Some safes are free-standing and are unlikely to have a cash rating, as someone could feasibly remove or steal the entire safe, so a better choice are those that can be fixed to walls, to the floor or under the floor. Be aware that, in a fire, the temperature a few feet above the floor can be dramatically higher than at floor level, so take advice from a professional locksmith about the best place to locate it. Always place safes out of general view. Finally, if you are unfortunate enough to experience a fire, your safe will no longer offer proper protection afterwards, but many have an after-a-fire replacement warranty, certainly a feature to look for.

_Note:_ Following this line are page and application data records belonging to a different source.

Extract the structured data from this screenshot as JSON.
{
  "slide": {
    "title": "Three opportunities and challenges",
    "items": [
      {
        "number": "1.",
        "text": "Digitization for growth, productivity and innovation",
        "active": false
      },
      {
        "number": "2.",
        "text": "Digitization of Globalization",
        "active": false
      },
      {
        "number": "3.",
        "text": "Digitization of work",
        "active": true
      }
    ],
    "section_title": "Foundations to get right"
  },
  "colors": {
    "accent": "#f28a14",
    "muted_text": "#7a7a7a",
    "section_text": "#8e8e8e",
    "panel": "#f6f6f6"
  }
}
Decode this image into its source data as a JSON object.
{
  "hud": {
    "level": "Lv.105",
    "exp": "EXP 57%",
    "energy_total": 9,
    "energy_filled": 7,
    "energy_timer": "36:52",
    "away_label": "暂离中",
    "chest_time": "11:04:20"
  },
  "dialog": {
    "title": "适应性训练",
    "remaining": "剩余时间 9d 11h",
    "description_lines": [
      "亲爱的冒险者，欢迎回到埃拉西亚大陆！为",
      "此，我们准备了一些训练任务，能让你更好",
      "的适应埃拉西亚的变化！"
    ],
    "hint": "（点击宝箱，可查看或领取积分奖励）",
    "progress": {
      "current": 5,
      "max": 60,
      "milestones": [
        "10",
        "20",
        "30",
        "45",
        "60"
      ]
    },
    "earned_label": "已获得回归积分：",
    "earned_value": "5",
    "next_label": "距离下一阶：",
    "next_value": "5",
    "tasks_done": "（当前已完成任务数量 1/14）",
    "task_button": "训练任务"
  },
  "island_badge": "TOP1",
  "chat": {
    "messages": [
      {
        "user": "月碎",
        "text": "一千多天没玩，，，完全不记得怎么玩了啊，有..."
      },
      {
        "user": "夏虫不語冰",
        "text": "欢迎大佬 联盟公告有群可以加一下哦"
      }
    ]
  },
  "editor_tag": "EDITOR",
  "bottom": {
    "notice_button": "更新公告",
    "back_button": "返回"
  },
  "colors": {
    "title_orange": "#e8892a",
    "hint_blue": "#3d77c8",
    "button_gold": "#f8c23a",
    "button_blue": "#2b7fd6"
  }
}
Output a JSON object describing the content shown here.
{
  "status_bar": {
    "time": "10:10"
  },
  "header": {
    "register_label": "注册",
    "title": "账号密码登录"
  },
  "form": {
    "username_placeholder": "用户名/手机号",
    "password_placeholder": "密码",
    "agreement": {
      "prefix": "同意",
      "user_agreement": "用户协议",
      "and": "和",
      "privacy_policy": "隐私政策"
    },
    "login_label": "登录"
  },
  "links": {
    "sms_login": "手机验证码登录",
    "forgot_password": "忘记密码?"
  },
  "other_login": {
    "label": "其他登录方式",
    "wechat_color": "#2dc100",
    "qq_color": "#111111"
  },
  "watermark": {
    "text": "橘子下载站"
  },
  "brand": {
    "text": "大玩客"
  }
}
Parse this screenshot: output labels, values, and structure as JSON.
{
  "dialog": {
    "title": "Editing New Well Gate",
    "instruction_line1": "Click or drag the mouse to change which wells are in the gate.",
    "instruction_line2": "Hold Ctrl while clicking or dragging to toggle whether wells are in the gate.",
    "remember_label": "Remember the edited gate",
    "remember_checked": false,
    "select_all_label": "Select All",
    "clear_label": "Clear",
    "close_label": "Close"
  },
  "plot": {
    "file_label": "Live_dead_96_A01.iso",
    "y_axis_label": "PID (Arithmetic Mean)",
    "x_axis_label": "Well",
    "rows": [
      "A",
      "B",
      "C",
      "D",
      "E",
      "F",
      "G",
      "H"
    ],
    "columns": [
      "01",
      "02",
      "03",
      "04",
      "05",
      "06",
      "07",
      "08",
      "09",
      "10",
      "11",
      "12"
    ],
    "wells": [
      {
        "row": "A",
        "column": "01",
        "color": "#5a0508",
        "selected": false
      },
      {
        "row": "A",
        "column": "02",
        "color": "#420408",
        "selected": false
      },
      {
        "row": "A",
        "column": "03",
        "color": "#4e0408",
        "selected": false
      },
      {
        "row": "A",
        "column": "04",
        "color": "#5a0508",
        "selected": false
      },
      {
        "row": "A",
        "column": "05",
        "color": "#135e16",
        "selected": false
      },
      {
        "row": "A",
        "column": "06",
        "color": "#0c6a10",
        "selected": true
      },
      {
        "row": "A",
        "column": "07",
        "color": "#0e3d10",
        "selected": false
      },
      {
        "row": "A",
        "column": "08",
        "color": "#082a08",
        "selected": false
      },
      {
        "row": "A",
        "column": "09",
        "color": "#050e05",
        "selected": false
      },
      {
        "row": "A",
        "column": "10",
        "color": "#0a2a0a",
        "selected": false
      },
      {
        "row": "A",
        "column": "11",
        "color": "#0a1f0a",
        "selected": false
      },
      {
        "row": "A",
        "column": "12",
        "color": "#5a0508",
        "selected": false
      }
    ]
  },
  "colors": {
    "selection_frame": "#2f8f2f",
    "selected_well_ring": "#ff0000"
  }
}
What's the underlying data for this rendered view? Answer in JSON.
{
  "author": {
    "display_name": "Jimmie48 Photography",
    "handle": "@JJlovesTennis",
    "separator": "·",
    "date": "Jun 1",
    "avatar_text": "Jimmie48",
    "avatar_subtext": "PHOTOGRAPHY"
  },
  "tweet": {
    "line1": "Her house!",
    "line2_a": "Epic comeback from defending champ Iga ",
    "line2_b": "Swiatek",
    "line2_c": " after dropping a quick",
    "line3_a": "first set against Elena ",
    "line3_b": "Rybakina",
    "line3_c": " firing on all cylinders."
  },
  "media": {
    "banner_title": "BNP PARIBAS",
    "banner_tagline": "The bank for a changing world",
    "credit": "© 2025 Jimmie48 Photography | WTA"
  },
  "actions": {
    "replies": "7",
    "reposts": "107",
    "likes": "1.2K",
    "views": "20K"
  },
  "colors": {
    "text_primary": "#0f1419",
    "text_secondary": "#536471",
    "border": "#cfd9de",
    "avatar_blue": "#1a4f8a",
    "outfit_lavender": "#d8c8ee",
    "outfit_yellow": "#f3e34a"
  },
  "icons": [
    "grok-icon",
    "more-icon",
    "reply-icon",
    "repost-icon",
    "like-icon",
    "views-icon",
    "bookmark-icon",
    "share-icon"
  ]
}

Fire data safes are an essential safeguard, but real fires can last longer and blaze hotter than standard fire tests, so making duplicate copies of all essential documents and storing them in another location, such as a bank deposit box, is a sensible precaution. Even photocopies can at least prove that the documents -- such as deeds or design patents -- existed.
About the author:
Michael Cobb, CISSP-ISSAP, CLAS is a renowned security author with more than 15 years of experience in the IT industry. He is the founder and managing director of Cobweb Applications, a consultancy that provides data security services delivering ISO 27001 solutions. He co-authored the book IIS Security and has written numerous technical articles for leading IT publications. Cobb serves as SearchSecurity.com's contributing expert for application and platform security topics, and has been a featured guest instructor for several of SearchSecurity.com's Security School lessons.
This was first published in February 2011